Open source development is based on the decentralized development approach, which encourages public involvement.
It is a feature of the open-source model that there is a person who is in charge of the software and keeps track of all of the people who work on it.
A maintainer acts as a guardian angel for an open source project, and their primary responsibility is to guarantee that the OSS is operational, that bugs are resolved, that code is reviewed, and that everything related to the project's long-term viability and scalability is done.
Most of these people are the creators and founders of the projects they are in charge of.
The Benefits of Open Source Software for Industry and Business
Open source is the wave of the future.
Software is becoming more and more likely to be made on open source infrastructure, and this trend is expected to continue for the foreseeable future as well.

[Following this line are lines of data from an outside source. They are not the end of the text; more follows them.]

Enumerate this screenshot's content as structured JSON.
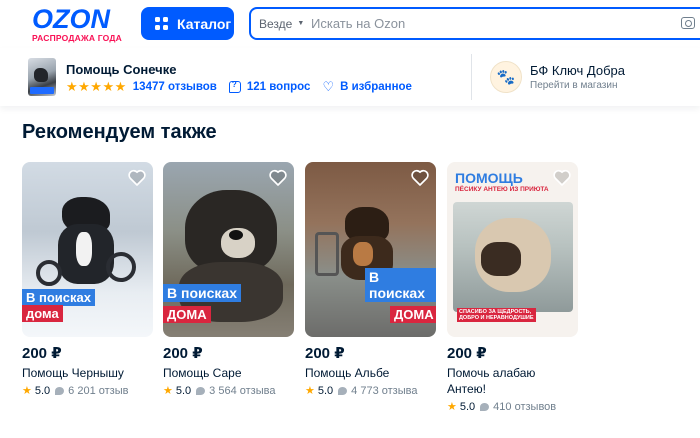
{
  "header": {
    "logo_text": "OZON",
    "logo_subtitle": "РАСПРОДАЖА ГОДА",
    "catalog_label": "Каталог",
    "search_scope": "Везде",
    "search_placeholder": "Искать на Ozon"
  },
  "seller": {
    "name": "Помощь Сонечке",
    "stars": "★★★★★",
    "reviews": "13477 отзывов",
    "questions": "121 вопрос",
    "favorites": "В избранное"
  },
  "fund": {
    "name": "БФ Ключ Добра",
    "link": "Перейти в магазин"
  },
  "section_title": "Рекомендуем также",
  "colors": {
    "brand_blue": "#005bff",
    "accent_pink": "#f91155",
    "star": "#ffa800",
    "tag_blue": "#2f7de1",
    "tag_red": "#d9263f"
  },
  "cards": [
    {
      "price": "200 ₽",
      "title": "Помощь Чернышу",
      "rating": "5.0",
      "reviews": "6 201 отзыв",
      "tag1": "В поисках",
      "tag2": "дома"
    },
    {
      "price": "200 ₽",
      "title": "Помощь Саре",
      "rating": "5.0",
      "reviews": "3 564 отзыва",
      "tag1": "В поисках",
      "tag2": "ДОМА"
    },
    {
      "price": "200 ₽",
      "title": "Помощь Альбе",
      "rating": "5.0",
      "reviews": "4 773 отзыва",
      "tag1": "В поисках",
      "tag2": "ДОМА"
    },
    {
      "price": "200 ₽",
      "title": "Помочь алабаю Антею!",
      "rating": "5.0",
      "reviews": "410 отзывов",
      "poster_title": "ПОМОЩЬ",
      "poster_subtitle": "ПЁСИКУ АНТЕЮ ИЗ ПРИЮТА",
      "poster_thanks_1": "СПАСИБО",
      "poster_thanks_2": "ЗА ЩЕДРОСТЬ,",
      "poster_thanks_3": "ДОБРО И НЕРАВНОДУШИЕ"
    }
  ]
}
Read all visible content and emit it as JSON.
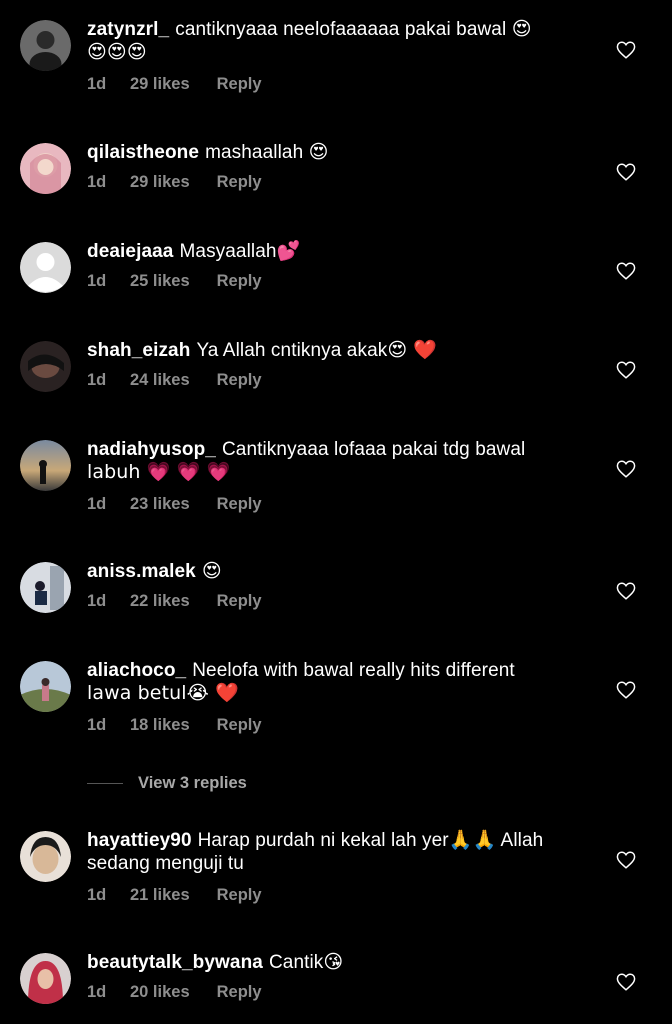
{
  "comments": [
    {
      "username": "zatynzrl_",
      "text": "cantiknyaaa neelofaaaaaa pakai bawal",
      "text2": "😍",
      "line2": "😍😍😍",
      "time": "1d",
      "likes": "29 likes",
      "reply": "Reply",
      "avatar_color": "#5a5a5a"
    },
    {
      "username": "qilaistheone",
      "text": "mashaallah",
      "emoji": "😍",
      "time": "1d",
      "likes": "29 likes",
      "reply": "Reply",
      "avatar_color": "#d9a0a8"
    },
    {
      "username": "deaiejaaa",
      "text": "Masyaallah",
      "emoji": "💕",
      "time": "1d",
      "likes": "25 likes",
      "reply": "Reply",
      "avatar_color": "#dbdbdb"
    },
    {
      "username": "shah_eizah",
      "text": "Ya Allah cntiknya akak",
      "emoji": "😍 ❤️",
      "time": "1d",
      "likes": "24 likes",
      "reply": "Reply",
      "avatar_color": "#3a3030"
    },
    {
      "username": "nadiahyusop_",
      "text": "Cantiknyaaa lofaaa pakai tdg bawal",
      "line2": "labuh 💗 💗 💗",
      "time": "1d",
      "likes": "23 likes",
      "reply": "Reply",
      "avatar_color": "#8a7a6a"
    },
    {
      "username": "aniss.malek",
      "text": "",
      "emoji": "😍",
      "time": "1d",
      "likes": "22 likes",
      "reply": "Reply",
      "avatar_color": "#c8ccd2"
    },
    {
      "username": "aliachoco_",
      "text": "Neelofa with bawal really hits different",
      "line2": "lawa betul😭 ❤️",
      "time": "1d",
      "likes": "18 likes",
      "reply": "Reply",
      "avatar_color": "#7a8a6a"
    },
    {
      "username": "hayattiey90",
      "text": "Harap purdah ni kekal lah yer🙏🙏 Allah",
      "line2": "sedang menguji tu",
      "time": "1d",
      "likes": "21 likes",
      "reply": "Reply",
      "avatar_color": "#c9b6a0"
    },
    {
      "username": "beautytalk_bywana",
      "text": "Cantik",
      "emoji": "😘",
      "time": "1d",
      "likes": "20 likes",
      "reply": "Reply",
      "avatar_color": "#c03a4a"
    }
  ],
  "view_replies_label": "View 3 replies"
}
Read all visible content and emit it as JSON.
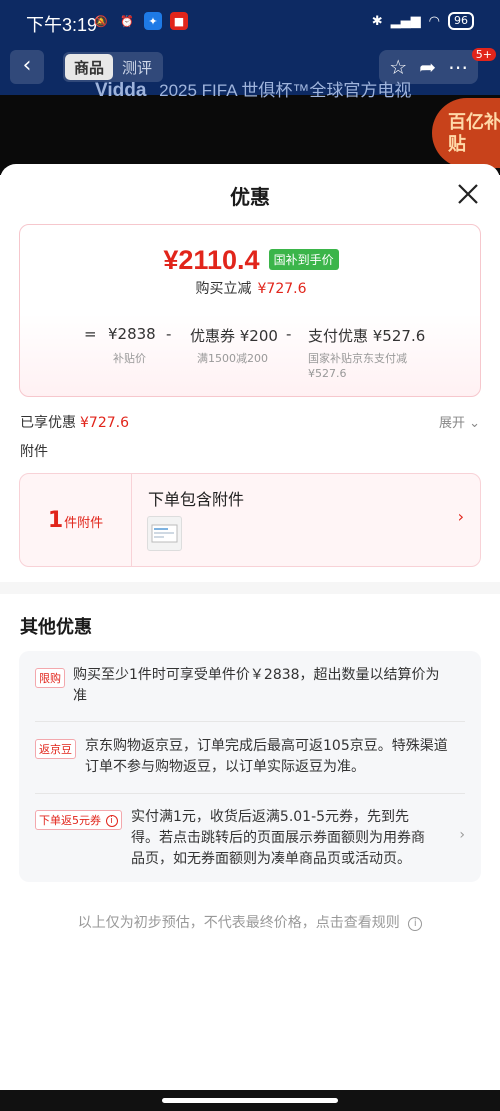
{
  "status_bar": {
    "time": "下午3:19",
    "battery": "96"
  },
  "nav": {
    "tabs": [
      {
        "label": "商品"
      },
      {
        "label": "测评"
      }
    ],
    "badge": "5+"
  },
  "background": {
    "brand": "Vidda",
    "headline": "2025 FIFA 世俱杯™全球官方电视",
    "subsidy": "百亿补贴"
  },
  "sheet": {
    "title": "优惠",
    "price": {
      "currency": "¥",
      "value": "2110.4",
      "tag": "国补到手价",
      "reduce_label": "购买立减",
      "reduce_amount": "¥727.6"
    },
    "formula": {
      "eq": "=",
      "minus": "-",
      "items": [
        {
          "label": "¥2838",
          "sub": "补贴价"
        },
        {
          "label": "优惠券 ¥200",
          "sub": "满1500减200"
        },
        {
          "label": "支付优惠 ¥527.6",
          "sub": "国家补贴京东支付减 ¥527.6"
        }
      ]
    },
    "enjoyed_label": "已享优惠",
    "enjoyed_amount": "¥727.6",
    "expand_label": "展开",
    "attachments_label": "附件",
    "attachment_card": {
      "count": "1",
      "count_label": "件附件",
      "title": "下单包含附件"
    },
    "other_title": "其他优惠",
    "promos": [
      {
        "tag": "限购",
        "text": "购买至少1件时可享受单件价￥2838，超出数量以结算价为准"
      },
      {
        "tag": "返京豆",
        "text": "京东购物返京豆，订单完成后最高可返105京豆。特殊渠道订单不参与购物返豆，以订单实际返豆为准。"
      },
      {
        "tag": "下单返5元券",
        "text": "实付满1元，收货后返满5.01-5元券，先到先得。若点击跳转后的页面展示券面额则为用券商品页，如无券面额则为凑单商品页或活动页。"
      }
    ],
    "disclaimer": "以上仅为初步预估，不代表最终价格，点击查看规则"
  },
  "colors": {
    "accent_red": "#e1251b",
    "green_tag": "#3bb54a",
    "nav_bg": "#0d2a63"
  }
}
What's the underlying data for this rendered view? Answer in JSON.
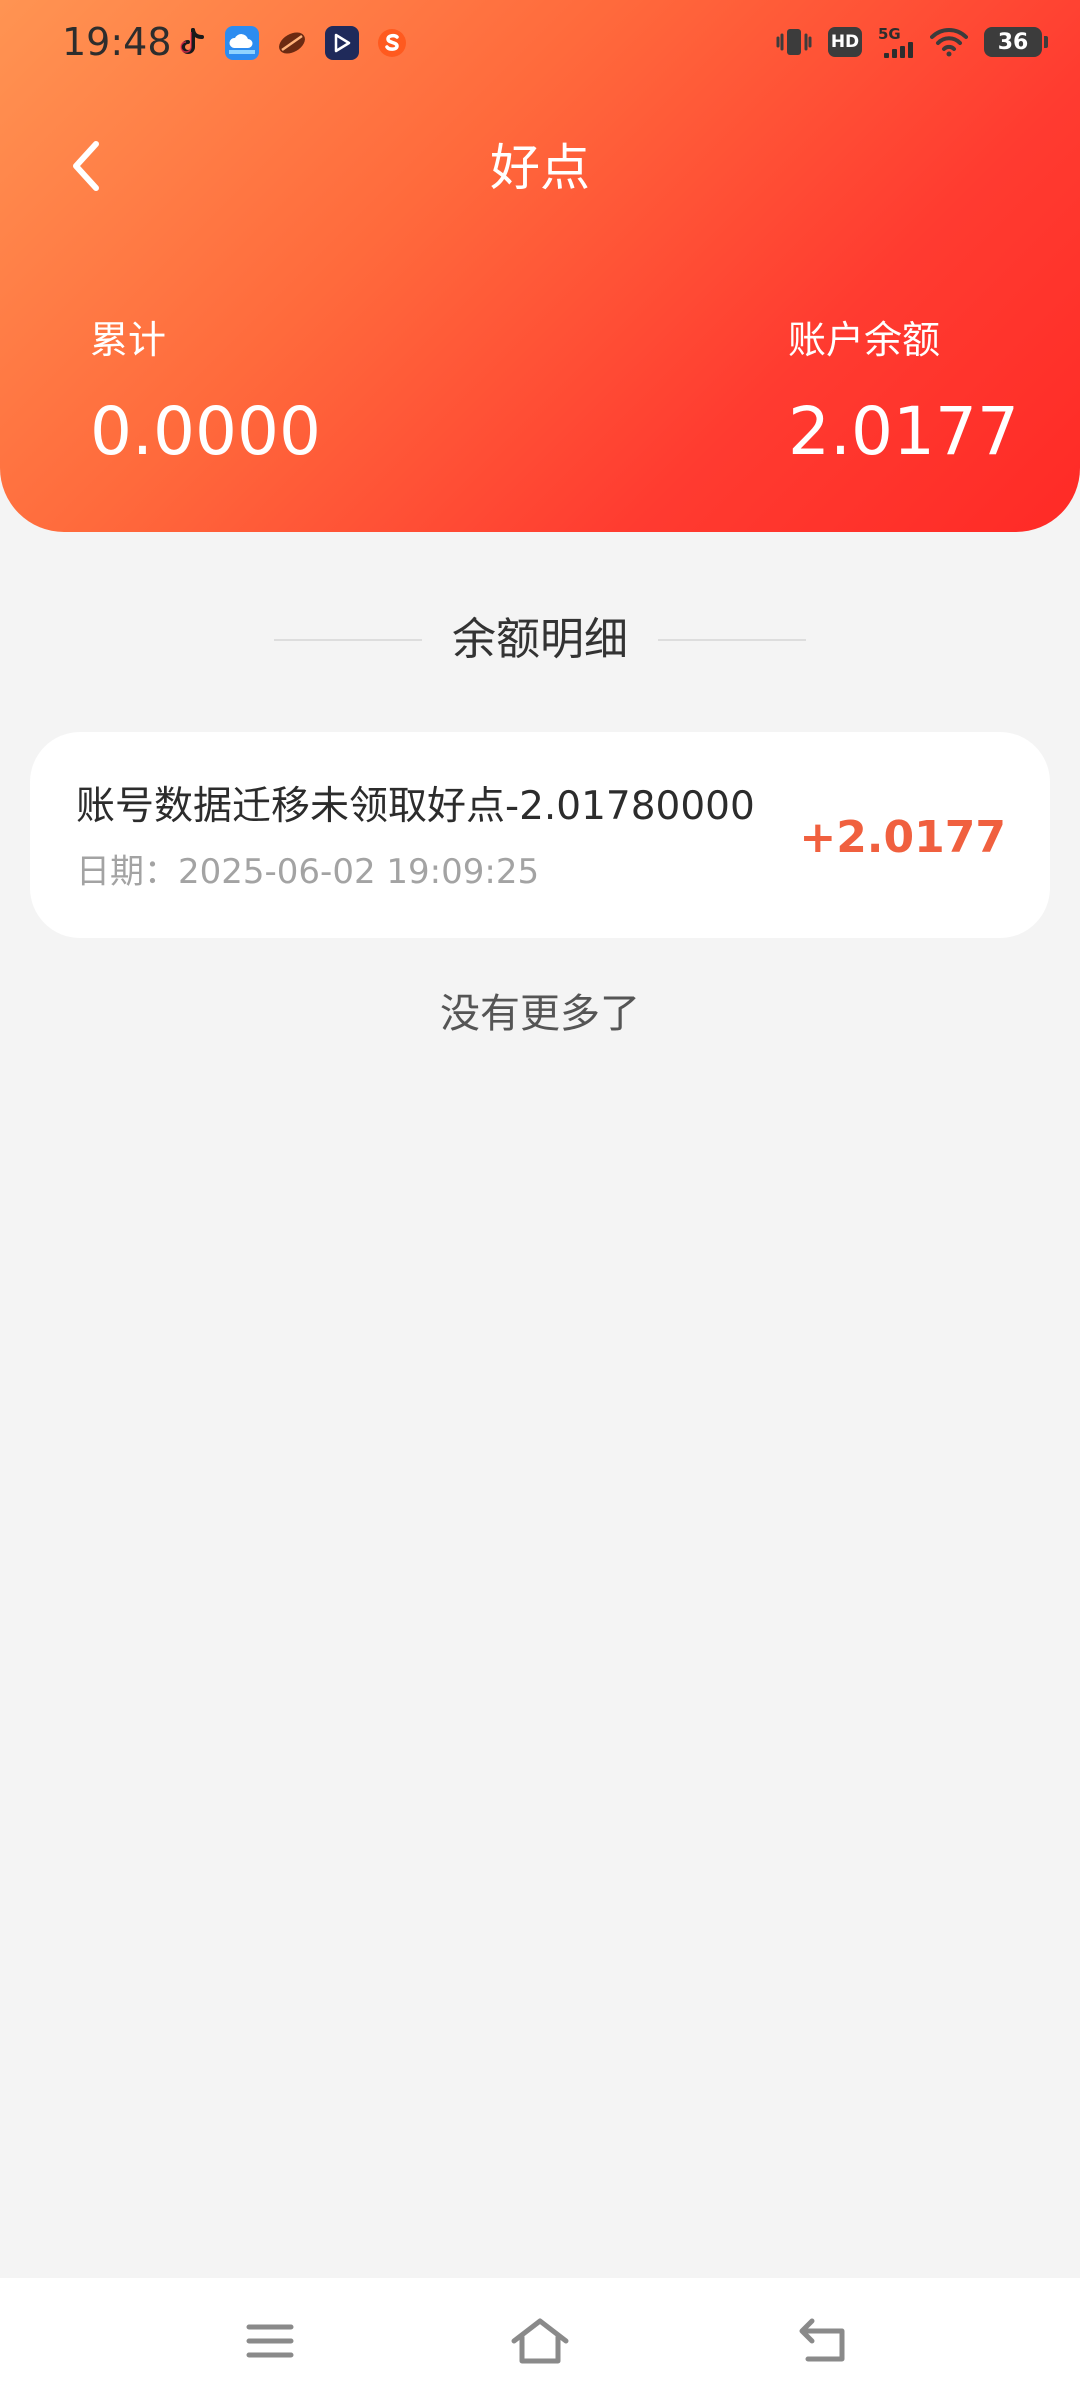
{
  "status_bar": {
    "time": "19:48",
    "apps": [
      "tiktok-icon",
      "baidu-netdisk-icon",
      "leaf-app-icon",
      "video-player-icon",
      "sogou-icon"
    ],
    "right_icons": [
      "vibrate-icon",
      "hd-icon",
      "5g-signal-icon",
      "wifi-icon",
      "battery-icon"
    ],
    "hd": "HD",
    "network": "5G",
    "battery": "36"
  },
  "header": {
    "title": "好点",
    "cumulative_label": "累计",
    "cumulative_value": "0.0000",
    "balance_label": "账户余额",
    "balance_value": "2.0177"
  },
  "section": {
    "title": "余额明细"
  },
  "records": [
    {
      "title": "账号数据迁移未领取好点-2.01780000",
      "date": "日期：2025-06-02 19:09:25",
      "amount": "+2.0177"
    }
  ],
  "footer_text": "没有更多了",
  "nav_bar": {
    "buttons": [
      "menu-icon",
      "home-icon",
      "back-icon"
    ]
  },
  "colors": {
    "header_gradient_start": "#ff9452",
    "header_gradient_end": "#ff2a26",
    "amount": "#f0603f",
    "background": "#f4f4f4"
  }
}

One advantage of an open-source system for enterprises is the promise of high-quality software.
It is thought that a public codebase is of high quality because it has been thoroughly checked out by a lot of experts.
There is also a lot of support, and new features are quickly added because of the high level of interest and the number of developers who want to show off their skills while also giving back to the community.
Furthermore, open-source software is more cost-effective and easier to manage. Software and its administration are rarely inexpensive.
The licensing charge, virus protection, support fees, and upgrade expenses are only a few examples of large expenses.
The majority of open source projects are free to use and do not charge any fees.
Essentially, you won't have to spend a fortune every time a bug is patched or a new feature is introduced.
The Benefits of Open Source Software for Developers
Contributing to an open-source project can have a lot of benefits for the developer who does it.
The design of an open-source project brings together a large number of developers with a wide range of skills and experience.
Networking is a critical component in breaking into the technology industry.
Because of this extremely essential reason, I believe that every developer should at the very least commit to one project and make a contribution to its progress.
It not only lets you show off your work, but it also gives you a chance to meet other people who are interested in learning from and helping you.
Furthermore, contributing to an open-source project requires developers to have significant technical prowess and ability.
What am I getting at here?
It has been shown that reading other people's code is a great way to learn a lot about how to be a better developer.
When you collaborate with other individuals on a project, you are compelled to understand their code and to develop better code yourself. These regular actions do nothing but help you to strengthen your teamwork skills as well as your technical abilities and knowledge.
Learning to code in a professional, team-oriented environment helps you become an even better software engineer.
Bottlenecks in the OSS, as well as a conclusion
Open Source Software is a game changer, but it comes with a high level of risk.
Not everyone who contributes to an OSS has the best interests of the organization in mind.
Making your code available to the public can expose your software to vulnerability. Some individuals may wish to cause harm to the program through malicious actions or any other personal goal of this nature.
This issue makes running an operating system extremely delicate and difficult since the utmost care must be taken to ensure that harmful code does not become merged with the main branch.
Open source provides the complete transparency that we've all yearned for so long. Bitcoin and blockchain networks, as well as Web3.0, are based on the concept of Open Source.
It is safe to conclude that this technology will not be phased out very soon and that we will see significant advancements that will make it worthwhile to continue to invest in.
If you are interested in Open Source, I invite you to join me on Discord, where a bigger community of Open Source Enthusiasts may meet and discuss this roaring technological revolution.